Norman Greenwood (1925-2012) was born in Australia and graduated from Melbourne University before going to Cambridge. His wide-ranging research in inorganic and structural chemistry made major advances in the chemistry of boron hydrides and other main-group element compounds. He also pioneered the application of Mössbauer spectroscopy to problems in chemistry. He was a prolific writer and inspirational lecturer on chemical and educational themes, and held numerous visiting professorships throughout the world.

Listeners: Brian Johnson
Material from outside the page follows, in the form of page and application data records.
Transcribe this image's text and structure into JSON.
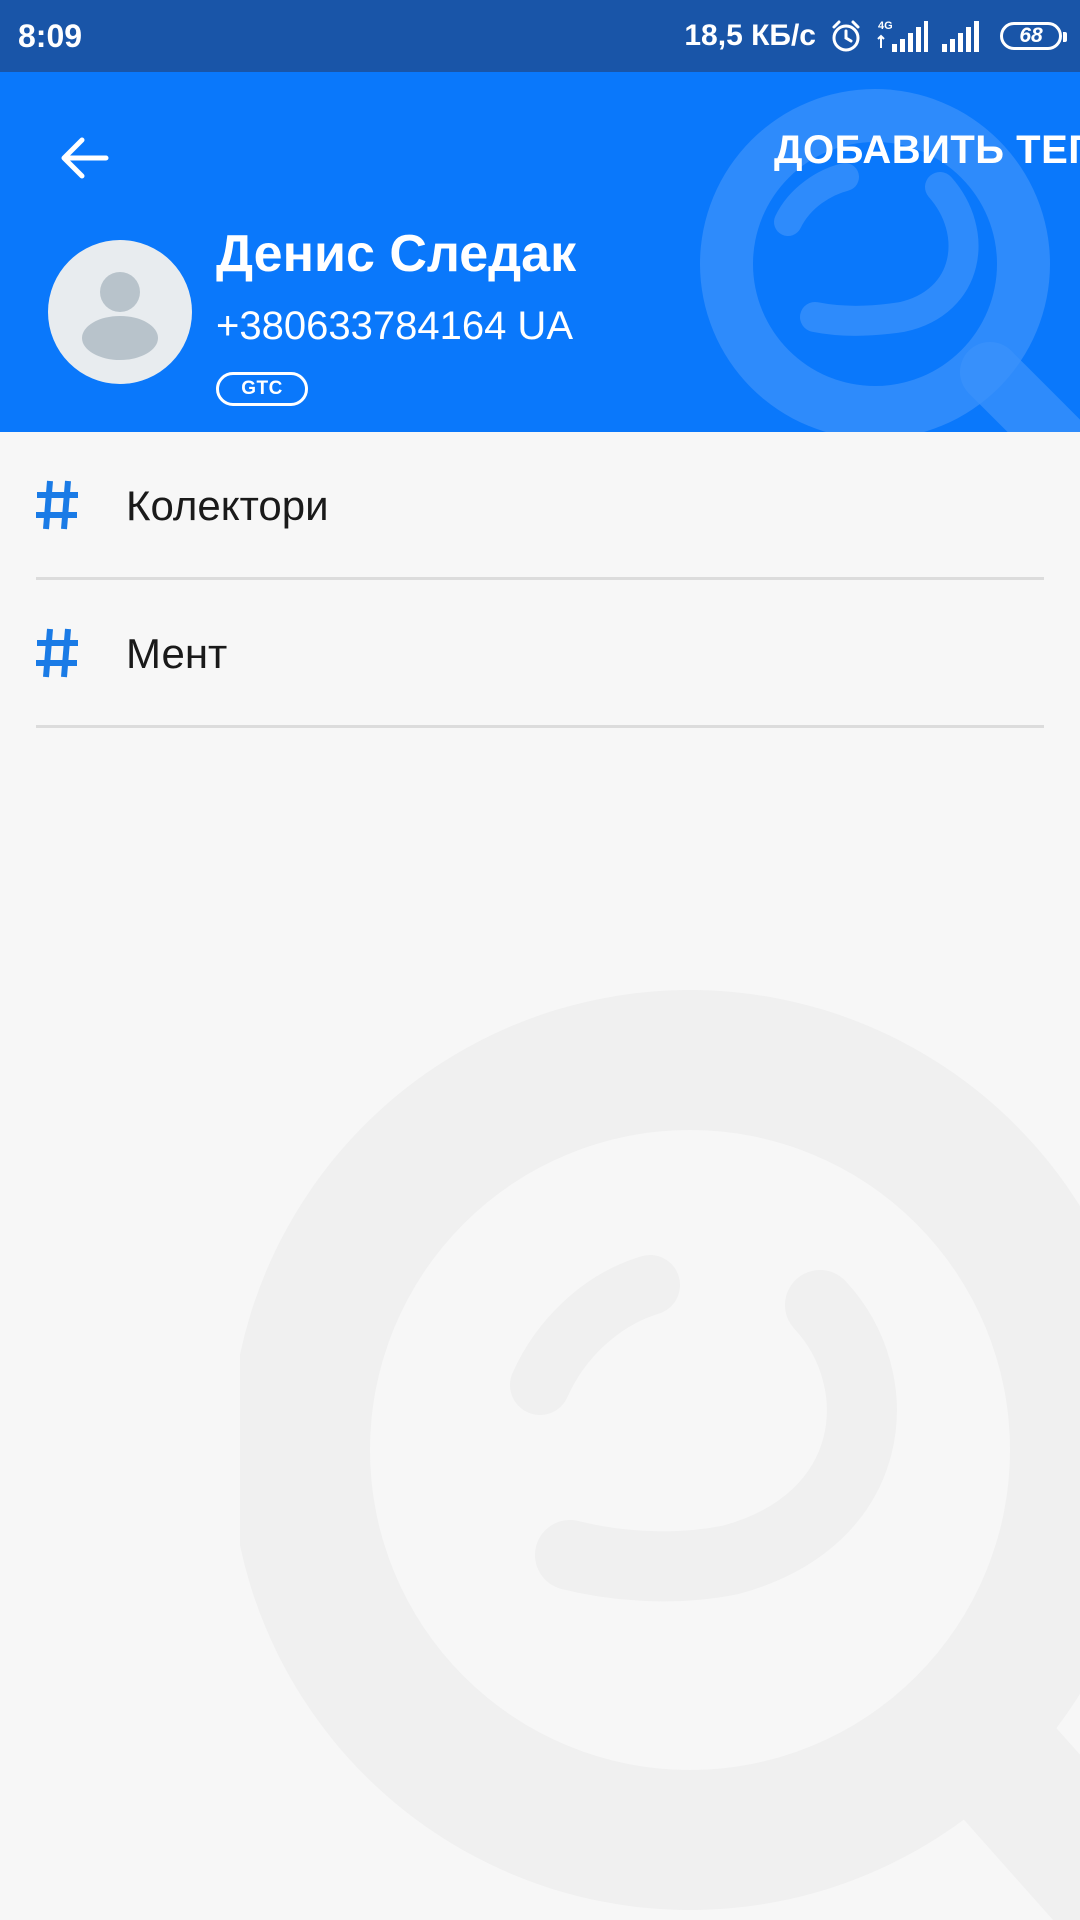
{
  "status_bar": {
    "time": "8:09",
    "network_speed": "18,5 КБ/с",
    "network_type": "4G",
    "battery": "68",
    "icons": [
      "alarm-icon",
      "signal-icon",
      "signal-icon",
      "battery-icon"
    ]
  },
  "header": {
    "back_icon": "arrow-back-icon",
    "add_tag_label": "ДОБАВИТЬ ТЕГ",
    "contact_name": "Денис Следак",
    "phone": "+380633784164 UA",
    "operator_badge": "GTC",
    "background_color": "#0a78fb"
  },
  "tags": [
    {
      "icon": "hashtag-icon",
      "label": "Колектори"
    },
    {
      "icon": "hashtag-icon",
      "label": "Мент"
    }
  ],
  "colors": {
    "status_bar": "#1955a8",
    "accent": "#0a78fb",
    "hash_icon": "#1a7be6",
    "background": "#f7f7f7"
  }
}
Professor Brian FG Johnson FRS, FRSE, FRS Chem, FAcad Eu, FAS. Professor of Inorganic Chemistry University of Edinburgh 1991-1995, Professor of Inorganic Chemistry University of Cambridge 1995-2005, Master Fitzwilliam College Cambridge 1999-2005. Research interests include studies of transition metal carbonyls, organometallic chemistry, nano- particles and homogeneous catalysis. Professor Johnson is the author of over 1000 research articles and papers.

Tags: University of Chicago, Hermann Irving Schlesinger

Duration: 1 minute, 2 seconds

Date story recorded: May 2011

Date story went live: 25 November 2011